At this point, you need to ensure that all traffic coming to you through the tunnel has the reply routed back through the tunnel by adding some rules to your routing table. Use the following commands:
bash // Create the routing table # echo '100 GRE' >> /etc/iproute2/rt_tables // Respect the rules for the private subnet via that table # ip rule add from 192.168.0.0/30 table GRE // Set the default route to make sure all traffic goes via the tunnel remote server # ip route add default via 192.168.0.1 table GRE
That’s all! You have successfully set up a connection from your server through a GRE tunnel to a cleaning center.
In this article, you learned what a GRE tunnel is and how it works. We discussed how a GRE tunnel can protect your servers from cyberattacks such as denial of service attacks by routing incoming network traffic through Gcore’s scrubbing center.
Then we explain how to set up a GRE tunnel connection using your Cisco router or your Linux server.
We prepared this article in collaboration with Gcore, a provider of powerful web and server protection with multi-Tbps filtering capacity on every continent except Antarctica.

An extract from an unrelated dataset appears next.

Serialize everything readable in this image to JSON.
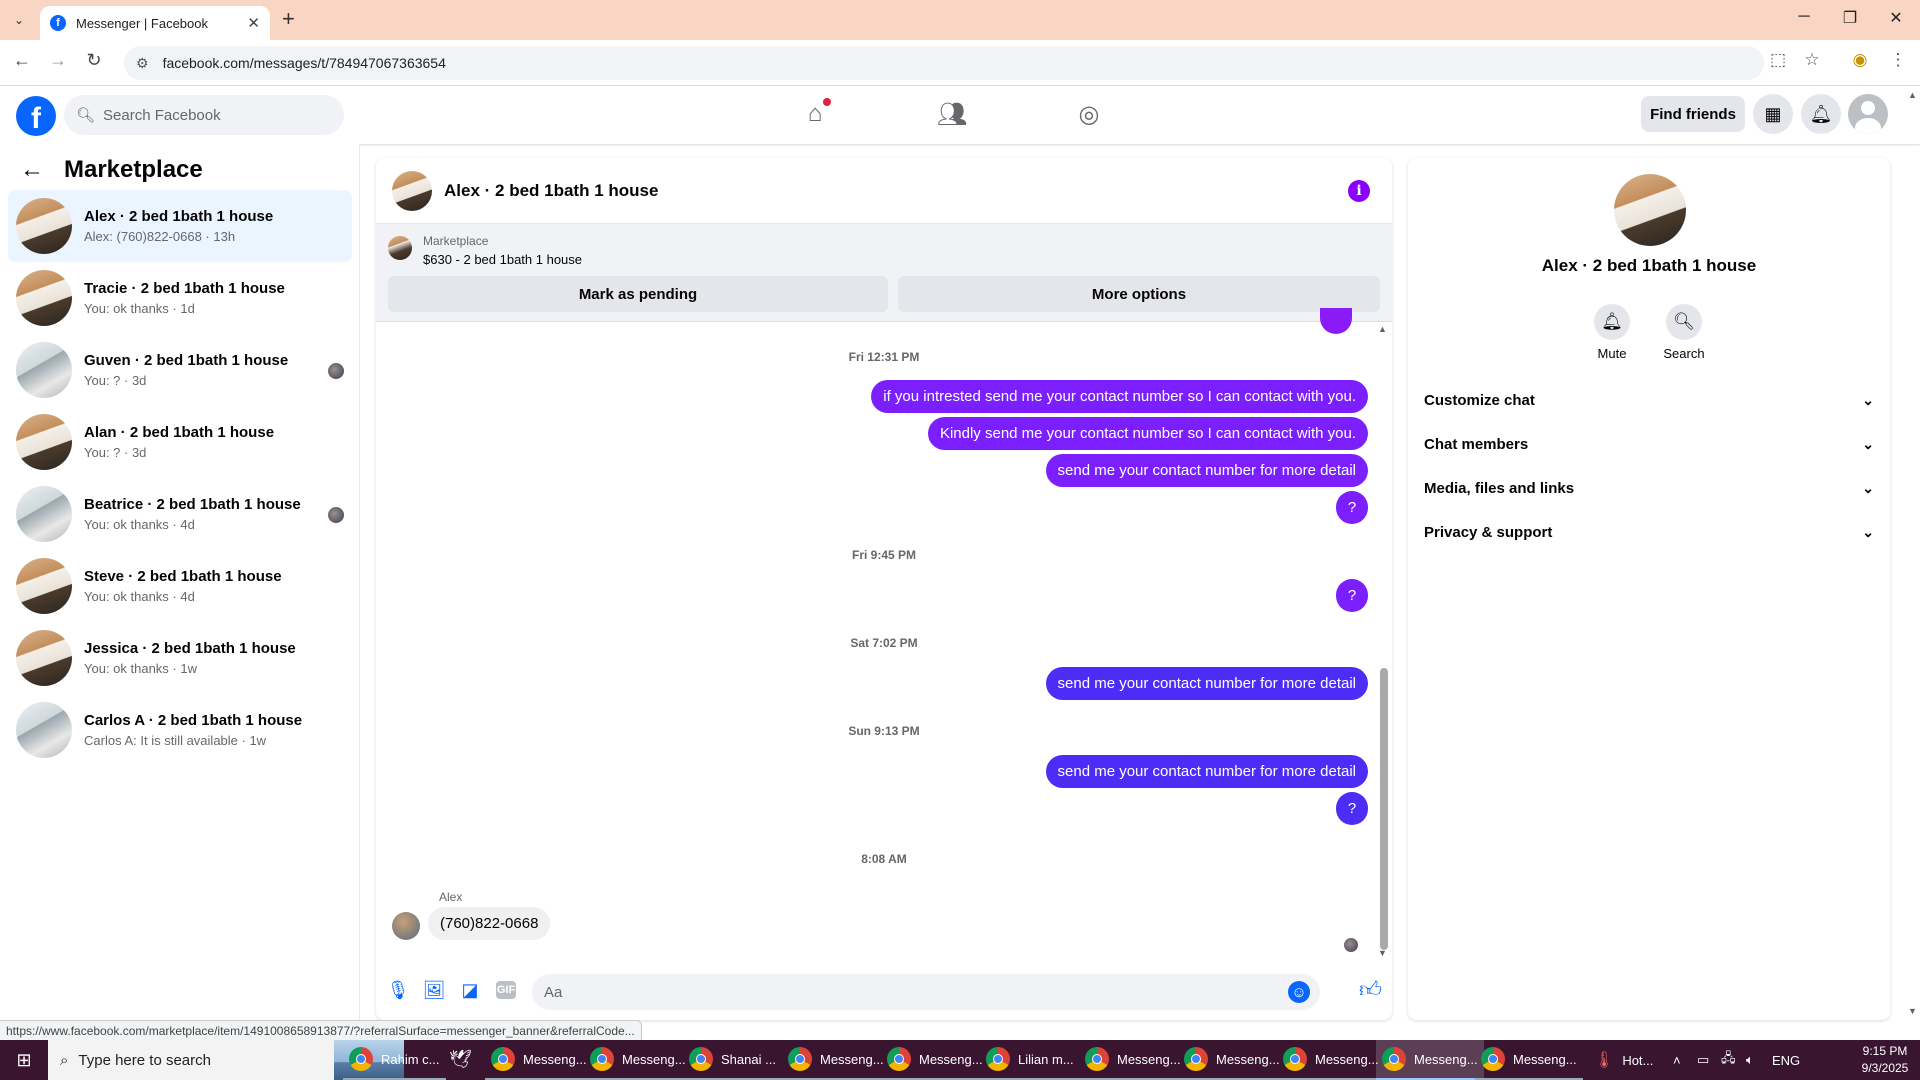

Gcore can protect the servers in its data centers as well as the servers in customer data centers using the GRE tunnel. Both forms provide clients with protection against high-volume attacks with less than 1ms latency.
Sponsored and written by Gcore